After our initial checking, we found the brand name and these domain names being applied are as same as your company’s, so we need to confirm with your company. If the aforesaid company is your business partner or your subsidiary company, please DO NOT reply us, we will approve the application automatically.
If you have no any relationship with this company, please contact us within 7 workdays. If out of the deadline, we will approve the application submitted by “XYZ Trading Co. Ltd” unconditionally.
Domains can be taken from you, but only if you release them, let them expire, choose to sell them or lose control of the domain in a lawsuit. An unexpired active domain name cannot just be released to someone else. Do be aware that sometimes other businesses will try to capitalize on your brand by buying the similar domain names. For example, if your domain is “my-website.com” they may register “my-website.info” or a domain with a slight misspelling. This is a legitimate but iffy practice, and you are unlikely to be notified of such a purchase. For that reason, some businesses buy multiple website domains to prevent this from happening.
Others scams involve attempts to get you to move your domain hosting to their company by sending out a fake invoice related to your business’ website domain. A recent one received by one of our clients is shown below.

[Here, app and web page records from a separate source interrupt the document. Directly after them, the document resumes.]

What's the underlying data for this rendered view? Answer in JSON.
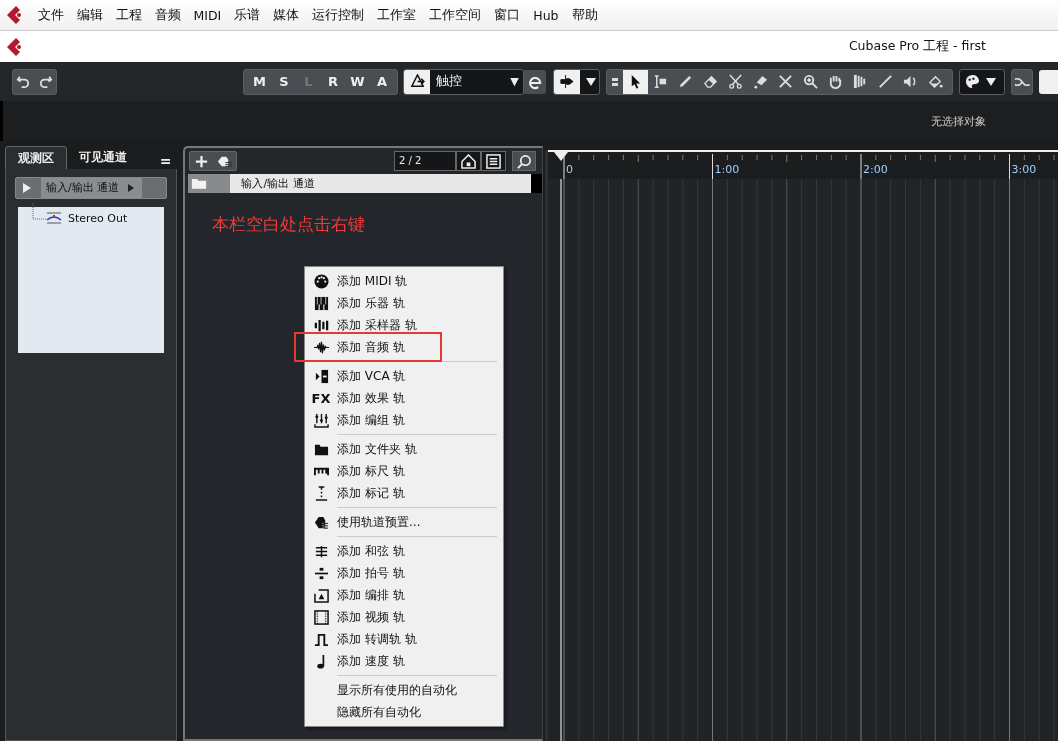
{
  "menu_bar": {
    "items": [
      "文件",
      "编辑",
      "工程",
      "音频",
      "MIDI",
      "乐谱",
      "媒体",
      "运行控制",
      "工作室",
      "工作空间",
      "窗口",
      "Hub",
      "帮助"
    ]
  },
  "window": {
    "title": "Cubase Pro 工程 - first"
  },
  "toolbar": {
    "mode_buttons": [
      {
        "label": "M",
        "disabled": false
      },
      {
        "label": "S",
        "disabled": false
      },
      {
        "label": "L",
        "disabled": true
      },
      {
        "label": "R",
        "disabled": false
      },
      {
        "label": "W",
        "disabled": false
      },
      {
        "label": "A",
        "disabled": false
      }
    ],
    "automation_mode": {
      "value": "触控",
      "arrow": "▼"
    },
    "tools": [
      {
        "kind": "pointer",
        "selected": true
      },
      {
        "kind": "range",
        "selected": false
      },
      {
        "kind": "pencil",
        "selected": false
      },
      {
        "kind": "eraser",
        "selected": false
      },
      {
        "kind": "scissors",
        "selected": false
      },
      {
        "kind": "glue",
        "selected": false
      },
      {
        "kind": "mute",
        "selected": false
      },
      {
        "kind": "zoom",
        "selected": false
      },
      {
        "kind": "hand",
        "selected": false
      },
      {
        "kind": "comp",
        "selected": false
      },
      {
        "kind": "line",
        "selected": false
      },
      {
        "kind": "speaker",
        "selected": false
      },
      {
        "kind": "fill",
        "selected": false
      }
    ]
  },
  "info_line": "无选择对象",
  "inspector": {
    "tabs": [
      {
        "label": "观测区",
        "selected": true
      },
      {
        "label": "可见通道",
        "selected": false
      }
    ],
    "menu_glyph": "=",
    "folder": "输入/输出 通道",
    "tree": [
      {
        "label": "Stereo Out"
      }
    ]
  },
  "track_list": {
    "counter": "2 / 2",
    "tracks": [
      {
        "name": "输入/输出 通道"
      }
    ],
    "annotation": "本栏空白处点击右键"
  },
  "ruler": {
    "labels": [
      "0",
      "1:00",
      "2:00",
      "3:00"
    ]
  },
  "context_menu": {
    "groups": [
      [
        {
          "label": "添加 MIDI 轨",
          "kind": "midi",
          "highlighted": false
        },
        {
          "label": "添加 乐器 轨",
          "kind": "instrument",
          "highlighted": false
        },
        {
          "label": "添加 采样器 轨",
          "kind": "sampler",
          "highlighted": false
        },
        {
          "label": "添加 音频 轨",
          "kind": "audio",
          "highlighted": true
        }
      ],
      [
        {
          "label": "添加 VCA 轨",
          "kind": "vca",
          "highlighted": false
        },
        {
          "label": "添加 效果 轨",
          "kind": "fx",
          "icon_text": "FX",
          "highlighted": false
        },
        {
          "label": "添加 编组 轨",
          "kind": "group",
          "highlighted": false
        }
      ],
      [
        {
          "label": "添加 文件夹 轨",
          "kind": "folder",
          "highlighted": false
        },
        {
          "label": "添加 标尺 轨",
          "kind": "ruler",
          "highlighted": false
        },
        {
          "label": "添加 标记 轨",
          "kind": "marker",
          "highlighted": false
        }
      ],
      [
        {
          "label": "使用轨道预置...",
          "kind": "preset",
          "highlighted": false
        }
      ],
      [
        {
          "label": "添加 和弦 轨",
          "kind": "chord",
          "highlighted": false
        },
        {
          "label": "添加 拍号 轨",
          "kind": "signature",
          "highlighted": false
        },
        {
          "label": "添加 编排 轨",
          "kind": "arranger",
          "highlighted": false
        },
        {
          "label": "添加 视频 轨",
          "kind": "video",
          "highlighted": false
        },
        {
          "label": "添加 转调轨 轨",
          "kind": "transpose",
          "highlighted": false
        },
        {
          "label": "添加 速度 轨",
          "kind": "tempo",
          "highlighted": false
        }
      ],
      [
        {
          "label": "显示所有使用的自动化",
          "kind": "none",
          "highlighted": false
        },
        {
          "label": "隐藏所有自动化",
          "kind": "none",
          "highlighted": false
        }
      ]
    ]
  }
}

Remember that renewing your website domain name is important; however, the company where you registered your domain should notify you or auto-renew your domain name prior to it expiring, so focus on those communications related to managing your website domain.
Steps to Avoid and Report Digital Scams
Casting doubt on the validity, effectiveness, and security of a small business’ online assets often triggers concern in small business owners. Scammers love to take advantage of people’s unfamiliarity with technology, so online scams can be particularly effective. Don’t become a victim of these predatory schemes. One way to inoculate yourself is to subscribe to some of the industry blogs like Moz, Kissmetrics, Marketing Land, or Social Media Examiner. These blogs often report on digital scams when they are happening. Another way is to contact your digital marketing agency, if you use one, and ask them. They see these scams frequently and can spot the patterns quickly. Websites like Snopes and Fraud.org can also be helpful for researching scams. Finally, if you want to report a scam, you do so through the FBI and Internet Crime Complaint Center here.
If you are interested in partnering with an agency that believes in building client trust and not only knows the tools of the trade but is also watching out for your online presence, then contact the experts at Osky Blue. We understand digital marketing. Contact us at (866) 675-9411.